“I thought there was no hope but then suddenly there was. I’m sure everybody who’s been through this has stared right into the void, all of us have. I didn’t want to live anymore and all of a sudden there was hope,” he said. “I was scared of sobriety – it’s so scary – I was like ‘How can I do this?’ But we can and we’ve got to do it.”
One of John’s favorite quotes: “Recovery is not for people who want it or people who need it, but for people who do it.”
If you or someone you know is struggling with suicidal thoughts or actions, call the National Suicide Prevention Lifeline: 800-273-8255.
Before Kalyn came to DV8, she was faced with a difficult decision. A court case left her with two options: go to jail for a year or begin treatment for substance use disorder recovery. She chose the latter and soon moved into the Chrysalis House and found her way to DV8.
Since starting here, Kalyn has been such a light! She works three days a week, which she says gives her a “sense of accomplishment.”
“It’s really not about the money for me. This place does more for my recovery than anything else that’s going on in my life, which is weird because I wake up everyday and I come to work,” Kalyn mused. “It [provides] a bigger purpose to me personally.”
Kalyn stays in the front of the house whether it be greeting guests or working the register. Along with the skills she’s learned, Kalyn said she’s also been practicing transparency.
“One thing I’ve definitely learned about since I’ve been here is being transparent about where you’re at, you know, and where you plan to go because people aren’t mind reader’s and I feel like it’s gotten me much farther just being straight up, just being honest about things.”
Kalyn is our go-to! Need help with anything having to do with organization or accuracy? Kalyn is your gal! We are so thankful for her and all she does!
Back in July 2019, Michael came to DV8 from a recovery program in Georgetown and began living at the Shepherd’s House, a residential living facility here in Lexington. An experienced restaurant worker, Michael knew his way around the kitchen.

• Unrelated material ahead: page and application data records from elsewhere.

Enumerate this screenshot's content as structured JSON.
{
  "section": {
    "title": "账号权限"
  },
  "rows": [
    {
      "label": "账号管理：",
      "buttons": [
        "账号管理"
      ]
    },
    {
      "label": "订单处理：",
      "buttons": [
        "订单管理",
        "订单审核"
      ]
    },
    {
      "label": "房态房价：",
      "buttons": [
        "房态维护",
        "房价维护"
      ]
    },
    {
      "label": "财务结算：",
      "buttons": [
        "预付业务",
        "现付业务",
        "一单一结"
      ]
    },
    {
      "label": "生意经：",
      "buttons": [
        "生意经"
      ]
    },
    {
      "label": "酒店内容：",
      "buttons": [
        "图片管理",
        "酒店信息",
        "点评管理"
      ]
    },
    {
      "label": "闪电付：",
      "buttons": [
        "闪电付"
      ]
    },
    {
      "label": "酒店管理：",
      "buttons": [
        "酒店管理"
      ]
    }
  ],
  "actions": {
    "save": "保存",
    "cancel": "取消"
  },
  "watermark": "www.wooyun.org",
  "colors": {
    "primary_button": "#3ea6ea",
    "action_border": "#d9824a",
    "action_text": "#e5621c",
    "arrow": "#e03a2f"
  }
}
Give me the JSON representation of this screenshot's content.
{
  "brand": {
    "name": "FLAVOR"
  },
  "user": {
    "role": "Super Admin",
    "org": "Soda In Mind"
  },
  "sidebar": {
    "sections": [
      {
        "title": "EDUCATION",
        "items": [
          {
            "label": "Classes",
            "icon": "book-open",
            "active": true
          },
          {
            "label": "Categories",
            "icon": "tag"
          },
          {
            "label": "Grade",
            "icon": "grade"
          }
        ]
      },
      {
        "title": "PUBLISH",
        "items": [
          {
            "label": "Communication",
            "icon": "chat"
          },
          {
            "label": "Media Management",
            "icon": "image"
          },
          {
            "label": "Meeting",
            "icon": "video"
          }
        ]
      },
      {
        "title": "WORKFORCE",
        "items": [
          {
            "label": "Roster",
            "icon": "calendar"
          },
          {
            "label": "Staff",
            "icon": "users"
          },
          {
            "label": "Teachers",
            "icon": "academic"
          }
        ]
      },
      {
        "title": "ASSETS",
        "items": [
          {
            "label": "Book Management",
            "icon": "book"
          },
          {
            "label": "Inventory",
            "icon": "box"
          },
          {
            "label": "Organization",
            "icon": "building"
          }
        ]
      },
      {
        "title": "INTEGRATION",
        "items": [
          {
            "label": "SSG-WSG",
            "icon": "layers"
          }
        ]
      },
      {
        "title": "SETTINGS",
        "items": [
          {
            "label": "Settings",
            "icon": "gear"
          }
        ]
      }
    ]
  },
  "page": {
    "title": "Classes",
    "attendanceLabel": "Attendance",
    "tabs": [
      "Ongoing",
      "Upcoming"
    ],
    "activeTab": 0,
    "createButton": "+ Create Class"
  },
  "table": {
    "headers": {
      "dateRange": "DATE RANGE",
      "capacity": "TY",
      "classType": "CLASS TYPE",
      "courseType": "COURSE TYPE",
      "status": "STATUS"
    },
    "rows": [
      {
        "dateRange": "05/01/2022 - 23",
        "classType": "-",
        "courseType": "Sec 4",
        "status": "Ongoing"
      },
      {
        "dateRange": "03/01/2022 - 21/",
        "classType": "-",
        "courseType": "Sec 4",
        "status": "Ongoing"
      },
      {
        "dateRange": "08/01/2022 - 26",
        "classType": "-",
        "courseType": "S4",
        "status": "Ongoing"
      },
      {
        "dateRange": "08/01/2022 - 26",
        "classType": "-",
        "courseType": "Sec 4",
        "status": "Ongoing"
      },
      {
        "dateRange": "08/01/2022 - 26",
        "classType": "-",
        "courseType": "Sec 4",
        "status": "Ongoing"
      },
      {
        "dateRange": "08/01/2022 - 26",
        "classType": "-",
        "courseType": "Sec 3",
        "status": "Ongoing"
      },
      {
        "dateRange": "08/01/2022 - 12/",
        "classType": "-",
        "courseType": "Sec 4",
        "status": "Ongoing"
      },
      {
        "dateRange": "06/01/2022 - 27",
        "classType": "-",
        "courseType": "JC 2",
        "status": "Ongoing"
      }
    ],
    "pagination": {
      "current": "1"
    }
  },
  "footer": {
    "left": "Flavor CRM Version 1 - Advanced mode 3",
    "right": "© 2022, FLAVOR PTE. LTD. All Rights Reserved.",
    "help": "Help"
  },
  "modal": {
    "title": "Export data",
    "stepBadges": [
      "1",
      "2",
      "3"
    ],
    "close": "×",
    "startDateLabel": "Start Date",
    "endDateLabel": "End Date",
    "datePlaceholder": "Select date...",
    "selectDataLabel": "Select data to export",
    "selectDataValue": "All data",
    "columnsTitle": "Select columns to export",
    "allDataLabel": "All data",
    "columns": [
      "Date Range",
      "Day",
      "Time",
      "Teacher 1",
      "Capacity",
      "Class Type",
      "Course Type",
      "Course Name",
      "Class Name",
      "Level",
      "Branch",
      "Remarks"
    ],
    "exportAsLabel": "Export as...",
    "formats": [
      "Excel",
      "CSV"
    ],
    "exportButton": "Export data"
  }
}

One thing he wasn’t quite prepared for was the early mornings…Michael wakes up around 3:20am on work days to come prepare bakery goods. Around 3:45, he begins to unlock the restaurant, proof the dough, make the pastries using a sheeter, and start production for the day. While he was comfortable around food because of his previous work experience, baking was entirely new to Michael.
“I picked it up really quick because I used to work in a pizza place so I was familiar with dough because I would make that in the morning, but here it’s completely different techniques baking-wise and prep-wise,” he said.
Although it was unfamiliar to him at first, Michael says it has helped him realize a new goal: culinary school.
“[Before DV8] I didn’t know what I wanted to do, but I always had a thing with cooking but baking is now what I really want to go for.”
Whether it was learning how to use the grill or how to work pantry or how to build sandwiches, Michael says “every experience he got to have culminated into one big thing and I remember everything I’ve gotten to learn here.”
Outside of DV8, Michael loves to dance. While he hasn’t been able to dance as much as he would like, he studied dance for ten years prior to DV8 at his mom’s studio back home. From ballet to tap to jazz to contemporary, Michael says he loves it all.
With dance and culinary school potentially on the horizon, for now Michael is focusing on his work at DV8 and his sobriety. His biggest advice to people who know someone struggling with recovery is not to force them to do anything.
“Just be beside them waiting ready for them to make that decision themselves and support them along the way. If you try to force them to do it they’ll fight you, but if you stand there in the wings the entire time until they finally hit their rock bottom, then you’ll be able to take them by the arms and lead them to where they need to be.”